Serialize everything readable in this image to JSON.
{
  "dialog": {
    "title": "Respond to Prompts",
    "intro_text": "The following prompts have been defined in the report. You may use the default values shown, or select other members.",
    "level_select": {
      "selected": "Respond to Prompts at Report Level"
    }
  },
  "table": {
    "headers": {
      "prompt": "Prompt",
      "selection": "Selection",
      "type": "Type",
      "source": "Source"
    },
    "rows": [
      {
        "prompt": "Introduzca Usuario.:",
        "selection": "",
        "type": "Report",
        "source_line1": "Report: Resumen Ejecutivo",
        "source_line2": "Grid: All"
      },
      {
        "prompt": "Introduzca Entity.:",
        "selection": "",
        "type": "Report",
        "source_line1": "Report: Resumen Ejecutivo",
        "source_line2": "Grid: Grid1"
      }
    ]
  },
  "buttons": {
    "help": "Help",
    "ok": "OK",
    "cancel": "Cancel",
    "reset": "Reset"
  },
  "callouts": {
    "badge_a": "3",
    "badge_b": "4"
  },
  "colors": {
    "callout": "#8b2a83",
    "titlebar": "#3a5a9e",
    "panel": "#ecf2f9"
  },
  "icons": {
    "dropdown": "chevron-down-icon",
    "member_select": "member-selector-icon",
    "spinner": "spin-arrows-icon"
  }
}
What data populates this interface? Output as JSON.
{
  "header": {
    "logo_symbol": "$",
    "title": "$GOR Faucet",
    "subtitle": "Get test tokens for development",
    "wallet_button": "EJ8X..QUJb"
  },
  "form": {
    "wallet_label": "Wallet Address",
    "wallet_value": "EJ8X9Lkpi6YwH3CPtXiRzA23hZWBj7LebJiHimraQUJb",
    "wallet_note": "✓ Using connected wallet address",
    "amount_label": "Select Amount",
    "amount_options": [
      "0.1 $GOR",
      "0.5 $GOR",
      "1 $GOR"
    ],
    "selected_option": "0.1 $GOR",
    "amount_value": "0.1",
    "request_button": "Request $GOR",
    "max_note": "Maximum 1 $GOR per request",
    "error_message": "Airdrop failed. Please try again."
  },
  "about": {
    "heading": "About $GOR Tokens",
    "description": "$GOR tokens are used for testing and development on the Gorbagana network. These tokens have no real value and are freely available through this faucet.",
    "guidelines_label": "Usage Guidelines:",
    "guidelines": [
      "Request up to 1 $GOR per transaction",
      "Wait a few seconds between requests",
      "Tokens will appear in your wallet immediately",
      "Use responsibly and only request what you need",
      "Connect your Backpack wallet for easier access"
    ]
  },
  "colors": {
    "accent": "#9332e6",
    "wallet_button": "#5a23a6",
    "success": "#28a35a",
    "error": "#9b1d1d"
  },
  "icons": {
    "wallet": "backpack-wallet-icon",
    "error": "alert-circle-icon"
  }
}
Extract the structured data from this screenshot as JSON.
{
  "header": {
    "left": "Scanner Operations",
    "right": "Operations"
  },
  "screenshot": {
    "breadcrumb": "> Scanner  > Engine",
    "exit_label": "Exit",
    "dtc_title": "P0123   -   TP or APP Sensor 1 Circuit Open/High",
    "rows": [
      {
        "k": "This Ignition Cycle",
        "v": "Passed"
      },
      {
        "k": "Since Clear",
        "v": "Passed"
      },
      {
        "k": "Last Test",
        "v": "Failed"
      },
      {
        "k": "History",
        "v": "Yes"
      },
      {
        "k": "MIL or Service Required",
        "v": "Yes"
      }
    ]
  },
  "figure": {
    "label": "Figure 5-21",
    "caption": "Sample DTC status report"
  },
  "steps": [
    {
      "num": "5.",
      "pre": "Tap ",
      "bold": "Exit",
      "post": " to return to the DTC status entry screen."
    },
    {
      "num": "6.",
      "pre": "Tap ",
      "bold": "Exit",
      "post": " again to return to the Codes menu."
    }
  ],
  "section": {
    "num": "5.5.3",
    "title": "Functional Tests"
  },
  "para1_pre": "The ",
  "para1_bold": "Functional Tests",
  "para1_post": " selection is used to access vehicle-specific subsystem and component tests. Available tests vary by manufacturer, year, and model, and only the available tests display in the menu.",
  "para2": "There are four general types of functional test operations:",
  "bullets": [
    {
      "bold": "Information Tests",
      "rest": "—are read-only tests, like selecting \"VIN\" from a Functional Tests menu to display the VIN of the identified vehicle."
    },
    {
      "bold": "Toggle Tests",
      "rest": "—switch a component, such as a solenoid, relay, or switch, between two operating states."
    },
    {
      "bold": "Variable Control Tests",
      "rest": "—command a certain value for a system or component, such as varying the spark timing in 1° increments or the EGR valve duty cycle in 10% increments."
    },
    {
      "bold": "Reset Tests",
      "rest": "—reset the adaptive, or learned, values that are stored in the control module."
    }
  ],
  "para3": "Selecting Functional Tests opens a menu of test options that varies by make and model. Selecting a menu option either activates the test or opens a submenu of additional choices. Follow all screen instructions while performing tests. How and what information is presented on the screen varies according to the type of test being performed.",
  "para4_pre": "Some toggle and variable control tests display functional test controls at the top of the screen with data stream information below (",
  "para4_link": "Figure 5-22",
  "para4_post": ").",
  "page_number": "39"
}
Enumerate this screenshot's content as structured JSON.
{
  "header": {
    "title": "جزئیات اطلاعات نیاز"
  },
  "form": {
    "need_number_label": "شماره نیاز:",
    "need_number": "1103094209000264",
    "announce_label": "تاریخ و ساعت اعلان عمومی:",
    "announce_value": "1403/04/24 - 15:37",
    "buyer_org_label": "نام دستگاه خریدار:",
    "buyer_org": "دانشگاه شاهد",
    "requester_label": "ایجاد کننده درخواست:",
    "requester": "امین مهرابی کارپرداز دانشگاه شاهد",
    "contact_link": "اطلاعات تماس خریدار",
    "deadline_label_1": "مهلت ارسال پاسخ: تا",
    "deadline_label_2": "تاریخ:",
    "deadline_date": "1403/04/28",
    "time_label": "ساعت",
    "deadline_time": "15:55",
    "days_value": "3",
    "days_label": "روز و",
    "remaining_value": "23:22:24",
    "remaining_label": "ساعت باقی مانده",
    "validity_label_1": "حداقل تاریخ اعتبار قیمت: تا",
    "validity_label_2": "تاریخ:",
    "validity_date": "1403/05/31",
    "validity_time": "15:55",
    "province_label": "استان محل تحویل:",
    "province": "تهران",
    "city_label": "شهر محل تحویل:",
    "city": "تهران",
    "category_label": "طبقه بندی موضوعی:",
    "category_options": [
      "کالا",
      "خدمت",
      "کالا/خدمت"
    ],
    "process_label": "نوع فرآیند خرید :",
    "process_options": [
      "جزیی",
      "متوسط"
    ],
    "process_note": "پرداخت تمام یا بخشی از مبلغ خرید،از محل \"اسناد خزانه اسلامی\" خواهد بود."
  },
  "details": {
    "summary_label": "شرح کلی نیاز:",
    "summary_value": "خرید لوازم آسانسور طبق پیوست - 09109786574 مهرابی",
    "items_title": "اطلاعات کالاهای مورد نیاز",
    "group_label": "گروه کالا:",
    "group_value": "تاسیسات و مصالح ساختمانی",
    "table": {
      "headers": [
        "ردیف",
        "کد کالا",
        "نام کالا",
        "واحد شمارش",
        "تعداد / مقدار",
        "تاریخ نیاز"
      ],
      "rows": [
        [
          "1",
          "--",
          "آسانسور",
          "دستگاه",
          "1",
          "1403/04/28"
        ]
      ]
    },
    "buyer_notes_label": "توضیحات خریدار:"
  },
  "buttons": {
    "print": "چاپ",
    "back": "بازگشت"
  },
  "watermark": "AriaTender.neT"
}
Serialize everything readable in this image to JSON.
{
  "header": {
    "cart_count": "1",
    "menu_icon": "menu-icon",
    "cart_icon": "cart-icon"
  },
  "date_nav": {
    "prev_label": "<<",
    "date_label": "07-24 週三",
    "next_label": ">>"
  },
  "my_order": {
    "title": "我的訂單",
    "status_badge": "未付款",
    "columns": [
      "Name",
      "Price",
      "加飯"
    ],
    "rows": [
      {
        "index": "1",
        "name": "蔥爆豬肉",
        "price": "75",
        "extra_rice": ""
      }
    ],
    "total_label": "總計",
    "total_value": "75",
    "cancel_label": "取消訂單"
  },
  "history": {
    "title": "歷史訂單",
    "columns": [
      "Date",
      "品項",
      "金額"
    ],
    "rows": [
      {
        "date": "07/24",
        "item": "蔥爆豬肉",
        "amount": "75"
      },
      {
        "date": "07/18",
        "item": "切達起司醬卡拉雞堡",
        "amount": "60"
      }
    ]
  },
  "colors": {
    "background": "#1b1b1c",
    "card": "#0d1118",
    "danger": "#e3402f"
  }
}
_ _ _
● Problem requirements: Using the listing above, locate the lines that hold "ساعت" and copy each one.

● Response to this task:
    "announce_label": "تاریخ و ساعت اعلان عمومی:",
    "time_label": "ساعت",
    "remaining_label": "ساعت باقی مانده",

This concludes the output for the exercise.